Overall, this was a solid read. I enjoyed the development and seeing how it played out, as well as integrating the magic and over-arching plot with a group of high-school girls having fun while on a journey of self-discovery within a school setting. It did have its slow moments. It also didn’t shy away from depicting abuse and the darker side of magic either, which could potentially be disturbing for some readers. Even so, this book was very much my cup of tea and I am intrigued for where it will go from here.

Rating: 4.5/5

Goodreads: https://www.goodreads.com/book/show/51867529-threadneedle

UK Bookshop.org: Threadneedle (bookshop.org)

The Book Depository*:  https://www.bookdepository.com/Threadneedle-Cari-Thomas/9780008407001/?a_aid=rosienreads

*I receive a small commission when this link is used to make a purchase

The Books I Read in July 2021

For someone who had two holidays in July, I really didn’t read as much as I thought I would. In fact, I probably read the same amount as if I had spent the whole month working, which is very bizarre for me. In my defense, those holidays were filled with other fun and relaxing things, and I still managed to read some very good books. Which is a good distraction from the recent news that I will have to wait until Autumn 2022 for the next Locked Tomb book and then another year after that for the finale! I’m not sure how I will wait that long, but needs must (although I am very excited that we’re now getting another book in that world.)

Anyways, onto the books I read. My favourite book of the month was Threadneedle by Cari Thomas and there’ll be a full-length review of that coming soon. Otherwise, I don’t think there were any major disappointments (aside from discovering the secret history of Delia Owens in the last few days…) I’m nearing the mid-way point of the Death Note series and these just keep throwing twist after twist at me, while I have struggled to get into my audiobooks recently which reduced my enjoyment of those I did listen to sadly.

As ever, the way I read is as follows:

1-Unable to Finish ; 2-Did not enjoy ; 3-Liked ; 4-Really Liked ; 5-Loved

Audiobook

Princess Floralinda and the Forty-Flight Tower by Tamsyn Muir (narrated by Moira Quirk) – 3.5/5

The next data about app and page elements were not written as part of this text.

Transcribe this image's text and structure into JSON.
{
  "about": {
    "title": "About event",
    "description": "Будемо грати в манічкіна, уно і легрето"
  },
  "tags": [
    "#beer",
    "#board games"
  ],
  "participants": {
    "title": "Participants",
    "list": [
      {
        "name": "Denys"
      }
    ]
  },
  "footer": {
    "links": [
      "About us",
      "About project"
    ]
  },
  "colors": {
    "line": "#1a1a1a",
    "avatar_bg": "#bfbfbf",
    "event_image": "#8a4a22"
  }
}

A Natural History of Dragons by Marie Brennan (narrated by Kate Reading) – 3/5

Ebook

Threadneedle by Cari Thomas – 4.5/5

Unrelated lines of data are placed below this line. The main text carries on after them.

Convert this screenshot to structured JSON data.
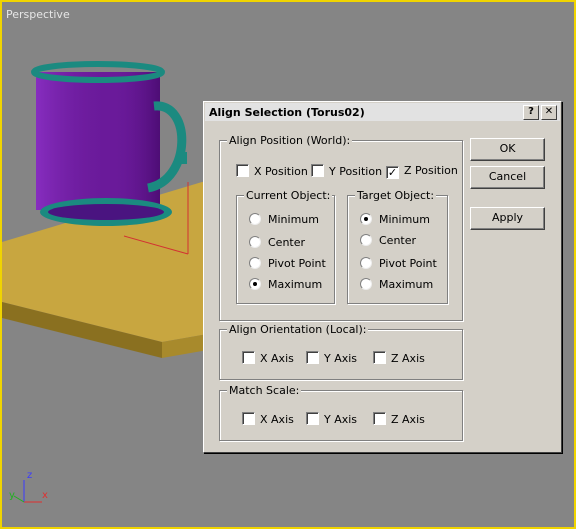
{
  "viewport": {
    "label": "Perspective"
  },
  "dialog": {
    "title": "Align Selection (Torus02)",
    "help_glyph": "?",
    "close_glyph": "✕",
    "align_position": {
      "legend": "Align Position (World):",
      "x_label": "X Position",
      "x_checked": false,
      "y_label": "Y Position",
      "y_checked": false,
      "z_label": "Z Position",
      "z_checked": true,
      "current": {
        "legend": "Current Object:",
        "options": [
          "Minimum",
          "Center",
          "Pivot Point",
          "Maximum"
        ],
        "selected": "Maximum"
      },
      "target": {
        "legend": "Target Object:",
        "options": [
          "Minimum",
          "Center",
          "Pivot Point",
          "Maximum"
        ],
        "selected": "Minimum"
      }
    },
    "align_orientation": {
      "legend": "Align Orientation (Local):",
      "x_label": "X Axis",
      "y_label": "Y Axis",
      "z_label": "Z Axis"
    },
    "match_scale": {
      "legend": "Match Scale:",
      "x_label": "X Axis",
      "y_label": "Y Axis",
      "z_label": "Z Axis"
    },
    "buttons": {
      "ok": "OK",
      "cancel": "Cancel",
      "apply": "Apply"
    }
  },
  "axis_gizmo": {
    "x": "x",
    "y": "y",
    "z": "z"
  }
}
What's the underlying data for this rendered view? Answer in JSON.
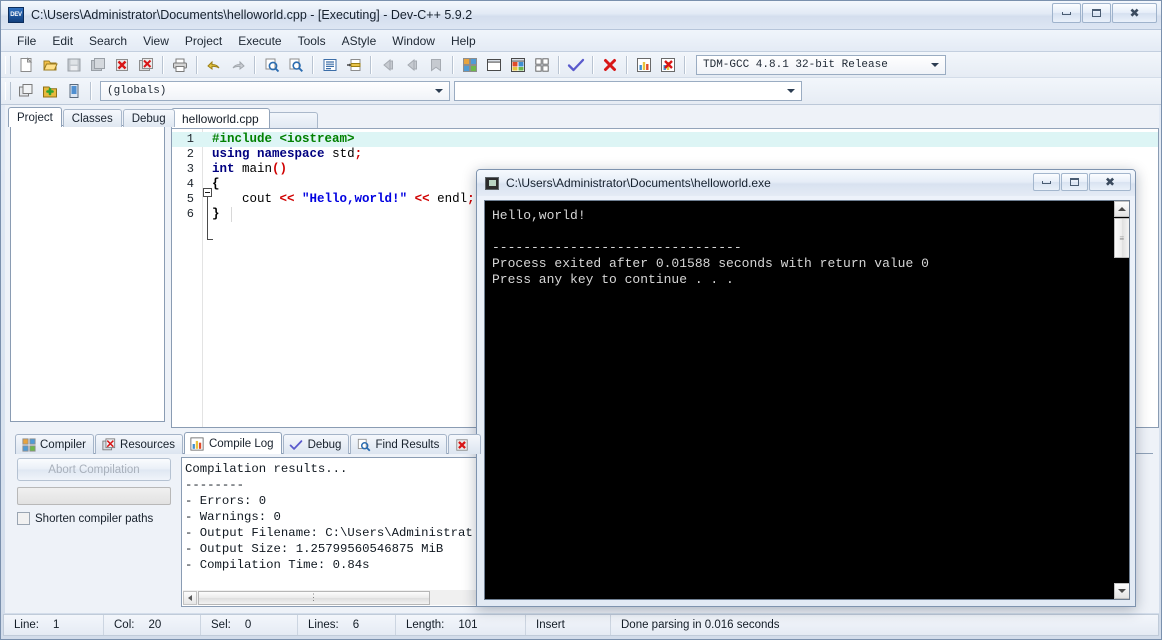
{
  "window": {
    "title": "C:\\Users\\Administrator\\Documents\\helloworld.cpp - [Executing] - Dev-C++ 5.9.2",
    "icon_label": "DEV",
    "buttons": {
      "minimize": "minimize-button",
      "maximize": "maximize-button",
      "close": "close-button"
    }
  },
  "menu": {
    "items": [
      "File",
      "Edit",
      "Search",
      "View",
      "Project",
      "Execute",
      "Tools",
      "AStyle",
      "Window",
      "Help"
    ]
  },
  "toolbar": {
    "compiler_select": "TDM-GCC 4.8.1 32-bit Release",
    "globals_select": "(globals)",
    "class_select": ""
  },
  "left_panel": {
    "tabs": [
      {
        "label": "Project",
        "active": true
      },
      {
        "label": "Classes",
        "active": false
      },
      {
        "label": "Debug",
        "active": false
      }
    ]
  },
  "editor": {
    "tabs": [
      {
        "label": "helloworld.cpp",
        "active": true
      }
    ],
    "lines": [
      {
        "num": "1",
        "current": true,
        "tokens": [
          {
            "t": "#include ",
            "c": "k-pre"
          },
          {
            "t": "<iostream>",
            "c": "k-pre"
          }
        ]
      },
      {
        "num": "2",
        "current": false,
        "tokens": [
          {
            "t": "using",
            "c": "k-kw"
          },
          {
            "t": " ",
            "c": "k-id"
          },
          {
            "t": "namespace",
            "c": "k-kw"
          },
          {
            "t": " ",
            "c": "k-id"
          },
          {
            "t": "std",
            "c": "k-id"
          },
          {
            "t": ";",
            "c": "k-pun"
          }
        ]
      },
      {
        "num": "3",
        "current": false,
        "tokens": [
          {
            "t": "int",
            "c": "k-kw"
          },
          {
            "t": " ",
            "c": "k-id"
          },
          {
            "t": "main",
            "c": "k-id"
          },
          {
            "t": "()",
            "c": "k-pun"
          }
        ]
      },
      {
        "num": "4",
        "current": false,
        "tokens": [
          {
            "t": "{",
            "c": "k-brace"
          }
        ]
      },
      {
        "num": "5",
        "current": false,
        "tokens": [
          {
            "t": "    cout ",
            "c": "k-id"
          },
          {
            "t": "<<",
            "c": "k-op"
          },
          {
            "t": " ",
            "c": "k-id"
          },
          {
            "t": "\"Hello,world!\"",
            "c": "k-str"
          },
          {
            "t": " ",
            "c": "k-id"
          },
          {
            "t": "<<",
            "c": "k-op"
          },
          {
            "t": " endl",
            "c": "k-id"
          },
          {
            "t": ";",
            "c": "k-pun"
          }
        ]
      },
      {
        "num": "6",
        "current": false,
        "tokens": [
          {
            "t": "}",
            "c": "k-brace"
          }
        ]
      }
    ]
  },
  "log_panel": {
    "tabs": [
      {
        "label": "Compiler",
        "icon": "compiler-icon",
        "active": false
      },
      {
        "label": "Resources",
        "icon": "resources-icon",
        "active": false
      },
      {
        "label": "Compile Log",
        "icon": "compile-log-icon",
        "active": true
      },
      {
        "label": "Debug",
        "icon": "debug-check-icon",
        "active": false
      },
      {
        "label": "Find Results",
        "icon": "find-results-icon",
        "active": false
      },
      {
        "label": "",
        "icon": "close-bug-icon",
        "active": false
      }
    ],
    "abort_button": "Abort Compilation",
    "shorten_checkbox_label": "Shorten compiler paths",
    "shorten_checked": false,
    "output_lines": [
      "Compilation results...",
      "--------",
      "- Errors: 0",
      "- Warnings: 0",
      "- Output Filename: C:\\Users\\Administrat",
      "- Output Size: 1.25799560546875 MiB",
      "- Compilation Time: 0.84s"
    ]
  },
  "statusbar": {
    "cells": [
      {
        "label": "Line:",
        "value": "1"
      },
      {
        "label": "Col:",
        "value": "20"
      },
      {
        "label": "Sel:",
        "value": "0"
      },
      {
        "label": "Lines:",
        "value": "6"
      },
      {
        "label": "Length:",
        "value": "101"
      }
    ],
    "mode": "Insert",
    "message": "Done parsing in 0.016 seconds"
  },
  "console": {
    "title": "C:\\Users\\Administrator\\Documents\\helloworld.exe",
    "output": "Hello,world!\n\n--------------------------------\nProcess exited after 0.01588 seconds with return value 0\nPress any key to continue . . .",
    "buttons": {
      "minimize": "minimize-button",
      "maximize": "maximize-button",
      "close": "close-button"
    }
  },
  "colors": {
    "titlebar_text": "#16212e",
    "console_bg": "#000000",
    "console_fg": "#d6d6d6",
    "current_line_highlight": "#ddf5f5",
    "string_color": "#0000e0",
    "keyword_color": "#000080",
    "preprocessor_color": "#008000",
    "operator_color": "#d00000"
  }
}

Graphic Novel/Manga

Death Note Vol. 4 by Tsugumi Ohba & Takeshi Obata – 3.5/5

Death Note Vol. 5 by Tsugumi Ohba & Takeshi Obata – 3.5/5

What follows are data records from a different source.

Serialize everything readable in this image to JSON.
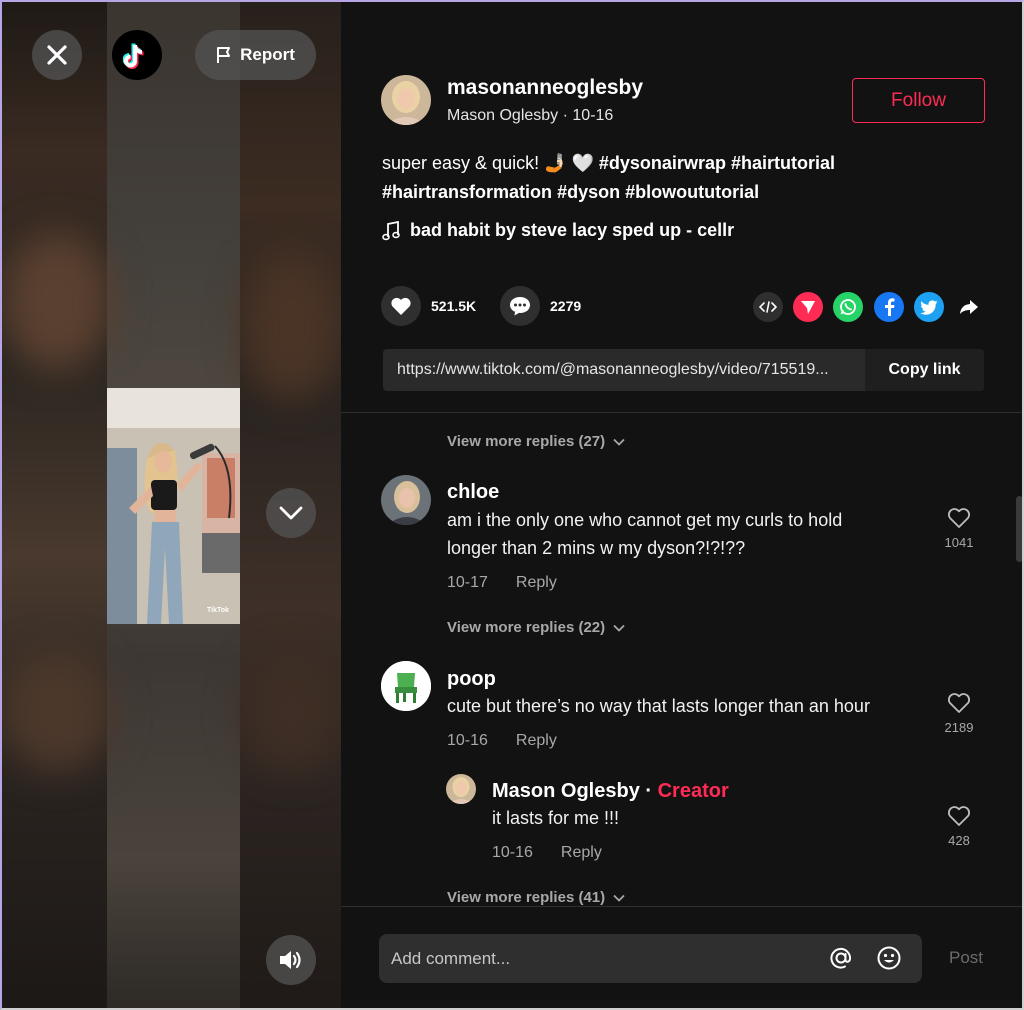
{
  "header": {
    "report_label": "Report"
  },
  "post": {
    "username": "masonanneoglesby",
    "display_name": "Mason Oglesby",
    "date": "10-16",
    "follow_label": "Follow",
    "description_plain": "super easy & quick! 🤳🏻 🤍 ",
    "hashtags": [
      "#dysonairwrap",
      "#hairtutorial",
      "#hairtransformation",
      "#dyson",
      "#blowoututorial"
    ],
    "music": "bad habit by steve lacy sped up - cellr",
    "likes": "521.5K",
    "comments": "2279",
    "link": "https://www.tiktok.com/@masonanneoglesby/video/715519...",
    "copy_label": "Copy link"
  },
  "comments": [
    {
      "more_replies": "View more replies (27)"
    },
    {
      "name": "chloe",
      "text_line1": "am i the only one who cannot get my curls to hold",
      "text_line2": "longer than 2 mins w my dyson?!?!??",
      "date": "10-17",
      "reply_label": "Reply",
      "likes": "1041",
      "more_replies": "View more replies (22)"
    },
    {
      "name": "poop",
      "text": "cute but there’s no way that lasts longer than an hour",
      "date": "10-16",
      "reply_label": "Reply",
      "likes": "2189"
    },
    {
      "name": "Mason Oglesby",
      "separator": " · ",
      "badge": "Creator",
      "text": "it lasts for me !!!",
      "date": "10-16",
      "reply_label": "Reply",
      "likes": "428",
      "more_replies": "View more replies (41)"
    }
  ],
  "composer": {
    "placeholder": "Add comment...",
    "post_label": "Post"
  },
  "colors": {
    "accent": "#fe2c55",
    "panel_bg": "#121212",
    "tiktok_cyan": "#25f4ee"
  },
  "icons": [
    "close-icon",
    "tiktok-logo",
    "flag-icon",
    "chevron-down-icon",
    "volume-icon",
    "music-note-icon",
    "heart-icon",
    "comment-icon",
    "embed-icon",
    "send-icon",
    "whatsapp-icon",
    "facebook-icon",
    "twitter-icon",
    "share-arrow-icon",
    "at-mention-icon",
    "emoji-icon"
  ]
}
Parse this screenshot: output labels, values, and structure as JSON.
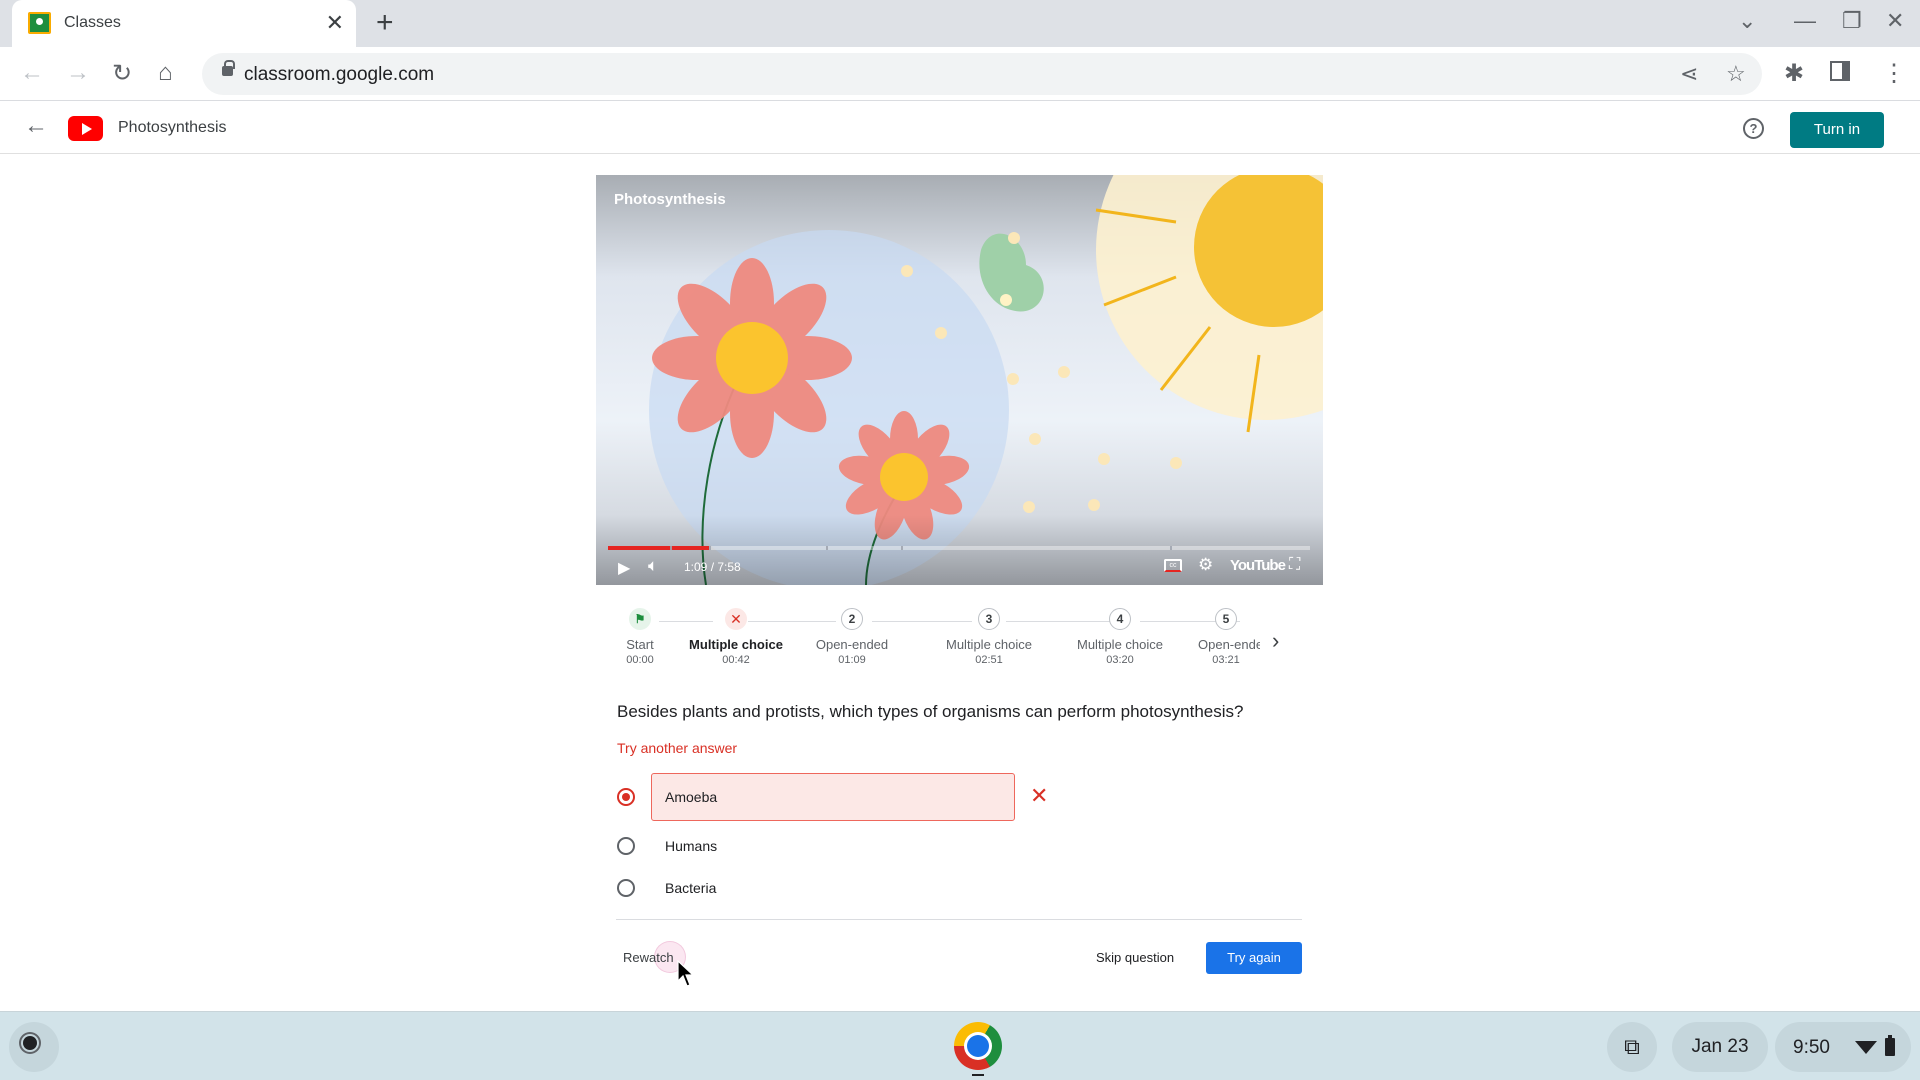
{
  "browser": {
    "tab_title": "Classes",
    "url": "classroom.google.com"
  },
  "app_header": {
    "title": "Photosynthesis",
    "turn_in_label": "Turn in"
  },
  "video": {
    "title": "Photosynthesis",
    "time_display": "1:09 / 7:58",
    "progress_fraction": 0.144,
    "logo_text": "YouTube",
    "chapter_marks_fraction": [
      0.088,
      0.144,
      0.31,
      0.417,
      0.8
    ]
  },
  "stepper": {
    "steps": [
      {
        "number": "",
        "label": "Start",
        "time": "00:00",
        "state": "start"
      },
      {
        "number": "",
        "label": "Multiple choice",
        "time": "00:42",
        "state": "wrong"
      },
      {
        "number": "2",
        "label": "Open-ended",
        "time": "01:09",
        "state": "pending"
      },
      {
        "number": "3",
        "label": "Multiple choice",
        "time": "02:51",
        "state": "pending"
      },
      {
        "number": "4",
        "label": "Multiple choice",
        "time": "03:20",
        "state": "pending"
      },
      {
        "number": "5",
        "label": "Open-ended",
        "time": "03:21",
        "state": "pending"
      }
    ]
  },
  "question": {
    "text": "Besides plants and protists, which types of organisms can perform photosynthesis?",
    "feedback": "Try another answer",
    "options": [
      {
        "label": "Amoeba",
        "selected": true,
        "incorrect": true
      },
      {
        "label": "Humans",
        "selected": false
      },
      {
        "label": "Bacteria",
        "selected": false
      }
    ],
    "rewatch_label": "Rewatch",
    "skip_label": "Skip question",
    "try_again_label": "Try again"
  },
  "shelf": {
    "date": "Jan 23",
    "time": "9:50"
  },
  "colors": {
    "turn_in": "#007b83",
    "error": "#d93025",
    "primary": "#1a73e8",
    "youtube_red": "#ff0000"
  }
}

Hardback

The Starless Sea by Erin Morgenstern – 4/5

Paperback

Where the Crawdads Sing by Delia Owens – 4/5

Going into August, I have am listening to and very much enjoying (which is good for my audiobook slump) The Bone Shard Daughter by Andrea Stewart. I am also reading Monstrous Heart by Claire McKenna and leisurely working my way through A Suitable Boy by Vikram Seth. Each very different, but that is kind of what I enjoy so I’ll always have something to match my mood. I have a lot of other projects occurring this month, so I may not be able to fit in as much reading as I would like, but who knows? I’m sure there will be plenty of moments for cosy reading as we head into Autumn.